Only the lines holding "search" are wanted; find them in the listing and return each one.

---

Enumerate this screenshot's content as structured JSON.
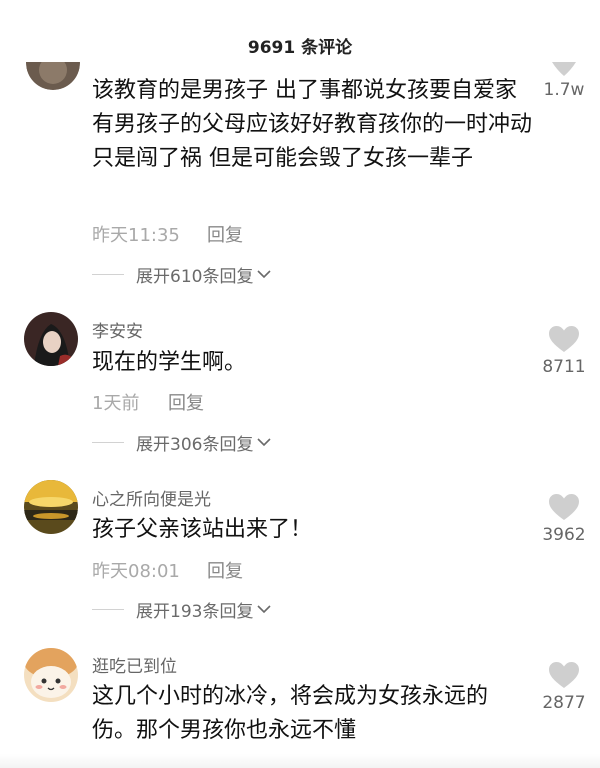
{
  "header": {
    "title": "9691 条评论"
  },
  "comments": [
    {
      "username": "",
      "text": "该教育的是男孩子 出了事都说女孩要自爱家有男孩子的父母应该好好教育孩你的一时冲动只是闯了祸 但是可能会毁了女孩一辈子",
      "time": "昨天11:35",
      "reply_label": "回复",
      "expand_label": "展开610条回复",
      "likes": "1.7w"
    },
    {
      "username": "李安安",
      "text": "现在的学生啊。",
      "time": "1天前",
      "reply_label": "回复",
      "expand_label": "展开306条回复",
      "likes": "8711"
    },
    {
      "username": "心之所向便是光",
      "text": "孩子父亲该站出来了！",
      "time": "昨天08:01",
      "reply_label": "回复",
      "expand_label": "展开193条回复",
      "likes": "3962"
    },
    {
      "username": "逛吃已到位",
      "text": "这几个小时的冰冷，将会成为女孩永远的伤。那个男孩你也永远不懂",
      "time": "",
      "reply_label": "",
      "expand_label": "",
      "likes": "2877"
    }
  ],
  "icons": {
    "like": "heart-icon",
    "expand": "chevron-down-icon"
  },
  "colors": {
    "muted_text": "#a9a9a9",
    "heart": "#cfcfcf"
  }
}
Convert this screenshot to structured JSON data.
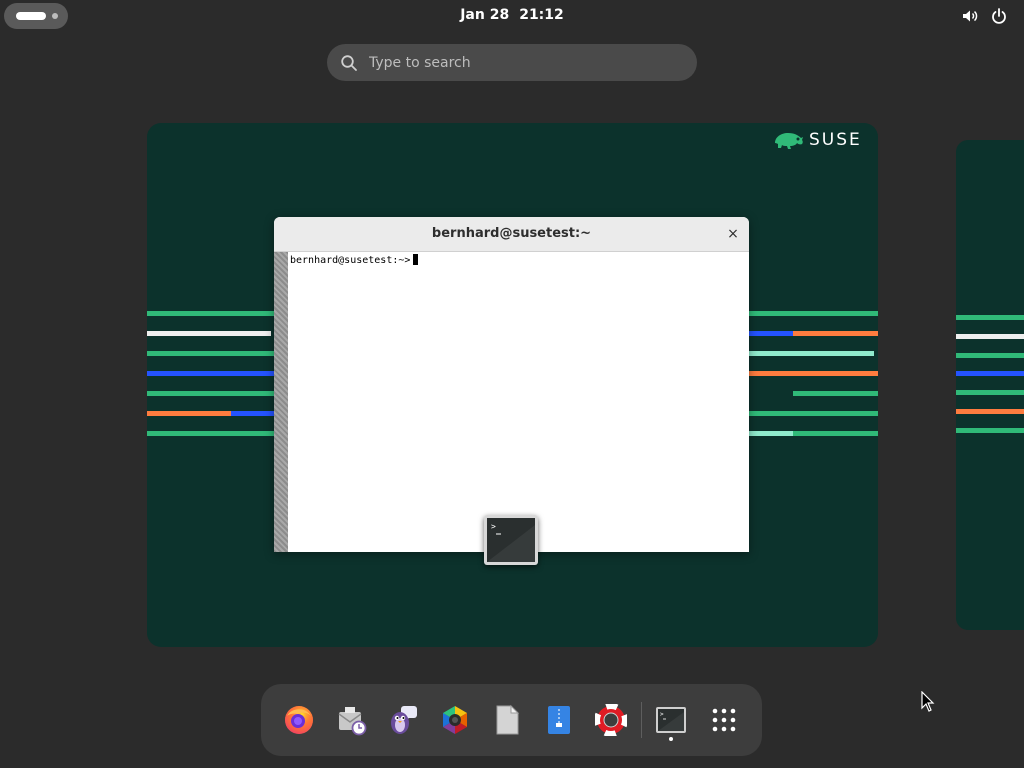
{
  "topbar": {
    "date": "Jan 28",
    "time": "21:12",
    "icons": [
      "activities-indicator",
      "volume-icon",
      "power-icon"
    ]
  },
  "search": {
    "placeholder": "Type to search",
    "icon": "search-icon"
  },
  "workspace": {
    "logo_text": "SUSE",
    "colors": {
      "background": "#0c322c",
      "green": "#30ba78",
      "blue": "#2453ff",
      "orange": "#fe7c3f",
      "mint": "#90ebcd",
      "white": "#efefef"
    }
  },
  "terminal_window": {
    "title": "bernhard@susetest:~",
    "close_label": "×",
    "prompt": "bernhard@susetest:~>"
  },
  "dock": {
    "apps": [
      "firefox-icon",
      "evolution-icon",
      "pidgin-icon",
      "shotwell-icon",
      "libreoffice-icon",
      "file-roller-icon",
      "help-icon",
      "terminal-icon",
      "app-grid-icon"
    ]
  }
}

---

▶ **Answer to the exercise**:
  "search": {
    "placeholder": "Type to search",
    "icon": "search-icon"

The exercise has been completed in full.